Qualified Charitable Organizations
In order for taxpayers to deduct charitable contributions, they must be made to a qualified organization and not for the benefit of a specific individual. The following are a few examples of organizations that qualify:
- most nonprofit organizations such as American Red Cross and Goodwill
- nonprofit hospitals
- educational organizations
- nonprofit organizations that service public parks and recreational areas
- community foundations
- private foundations
- charitable trusts
Taxpayers can ask any organization whether or not it is a qualified organization, and they should be able to inform the taxpayer accordingly.
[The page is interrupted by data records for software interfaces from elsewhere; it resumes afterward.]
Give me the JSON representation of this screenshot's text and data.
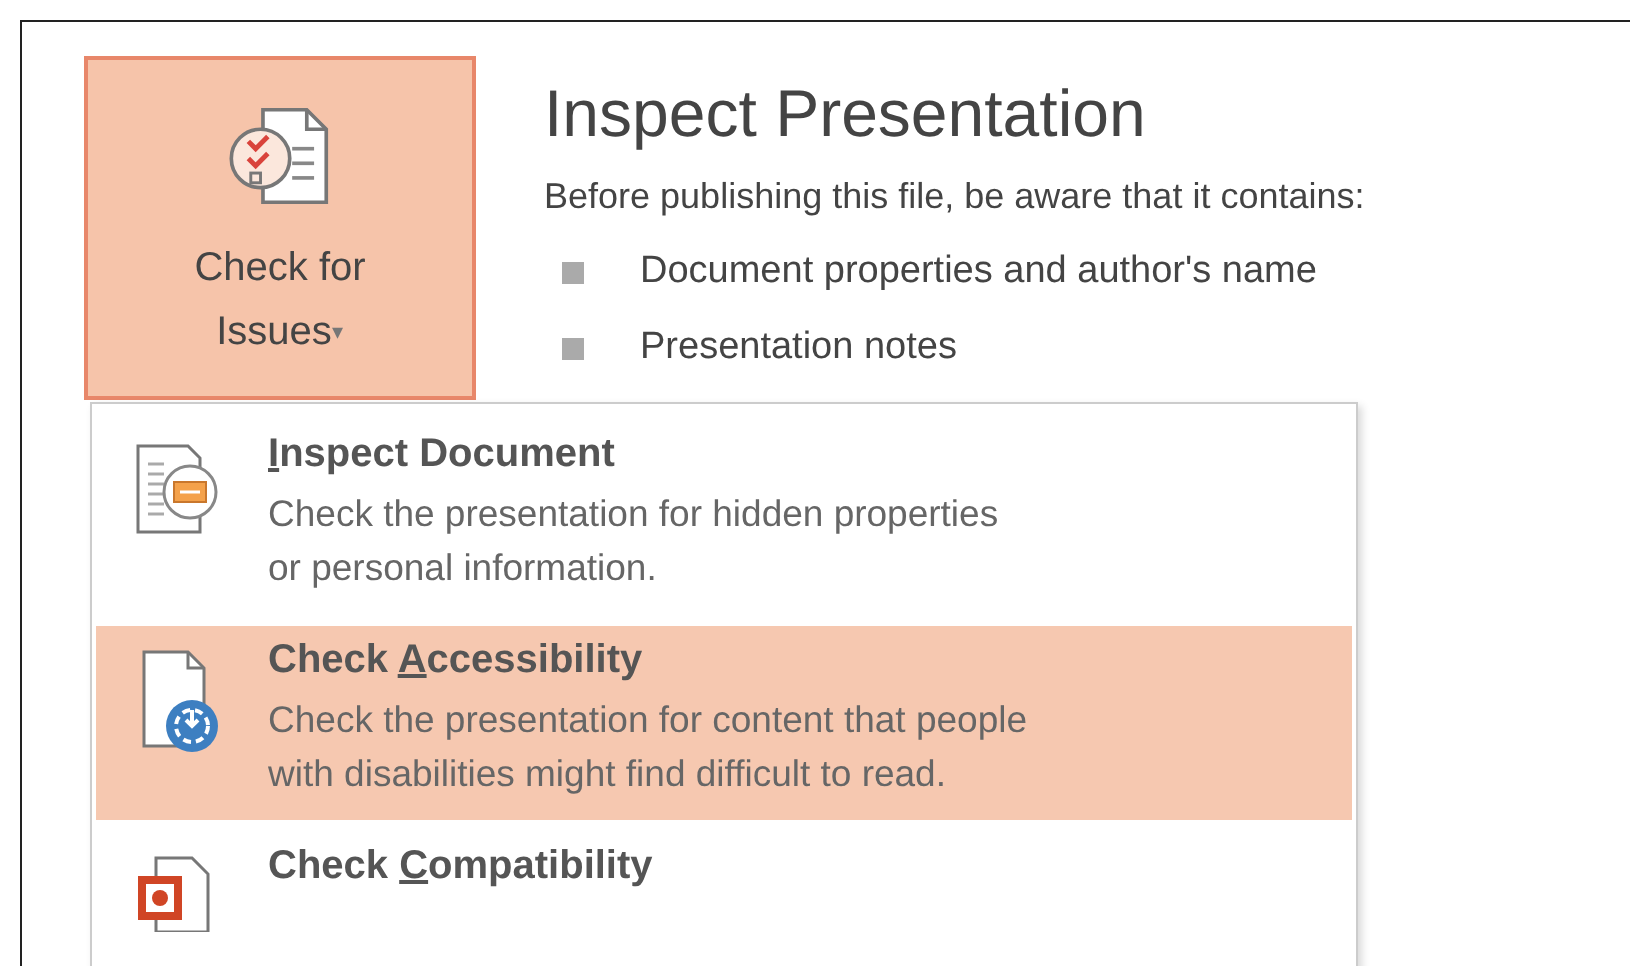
{
  "check_button": {
    "label_lines": [
      "Check for",
      "Issues"
    ],
    "caret": "▾",
    "pressed": true
  },
  "inspect": {
    "title": "Inspect Presentation",
    "intro": "Before publishing this file, be aware that it contains:",
    "bullets": [
      "Document properties and author's name",
      "Presentation notes"
    ]
  },
  "menu": {
    "items": [
      {
        "kind": "inspect",
        "access_key": "I",
        "title_rest": "nspect Document",
        "description": "Check the presentation for hidden properties\nor personal information.",
        "selected": false
      },
      {
        "kind": "accessibility",
        "title_lead": "Check",
        "access_key": "A",
        "title_rest": "ccessibility",
        "description": "Check the presentation for content that people\nwith disabilities might find difficult to read.",
        "selected": true
      },
      {
        "kind": "compatibility",
        "title_lead": "Check",
        "access_key": "C",
        "title_rest": "ompatibility",
        "selected": false
      }
    ]
  }
}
The IRS’s online search tool, Exempt Organizations (EO) Select Check, can help you more easily find out whether an organization is eligible to receive tax-deductible charitable contributions. You can access EO Select Check at http://www.irs.gov/app/eos. Information about organizations eligible to receive deductible contributions is updated monthly.
To ensure charitable donations will be deductible on your 2018 return, you must make their “unconditional delivery” by Dec. 31 and the organization must be eligible to receive tax-deductible contributions. The delivery date depends in part on what you donate and how you donate it.
Here are a few examples for common donations:
- Check. The date you mail it.
- Credit card. The date you make the charge.
- Pay-by-phone account. The date the financial institution pays the amount.
- Stock certificate. The date you mail the properly endorsed stock certificate to the charity.
As with many areas of tax planning, the question of when to make your charitable contributions can be difficult to answer. Contact a professional to help guide you through year-end planning and make the most of your deductions.
LBMC tax tips are provided as an informational and educational service for clients and friends of the firm. The communication is high-level and should not be considered as legal or tax advice to take any specific action. Individuals should consult with their personal tax or legal advisors before making any tax or legal-related decisions. In addition, the information and data presented are based on sources believed to be reliable, but we do not guarantee their accuracy or completeness. The information is current as of the date indicated and is subject to change without notice.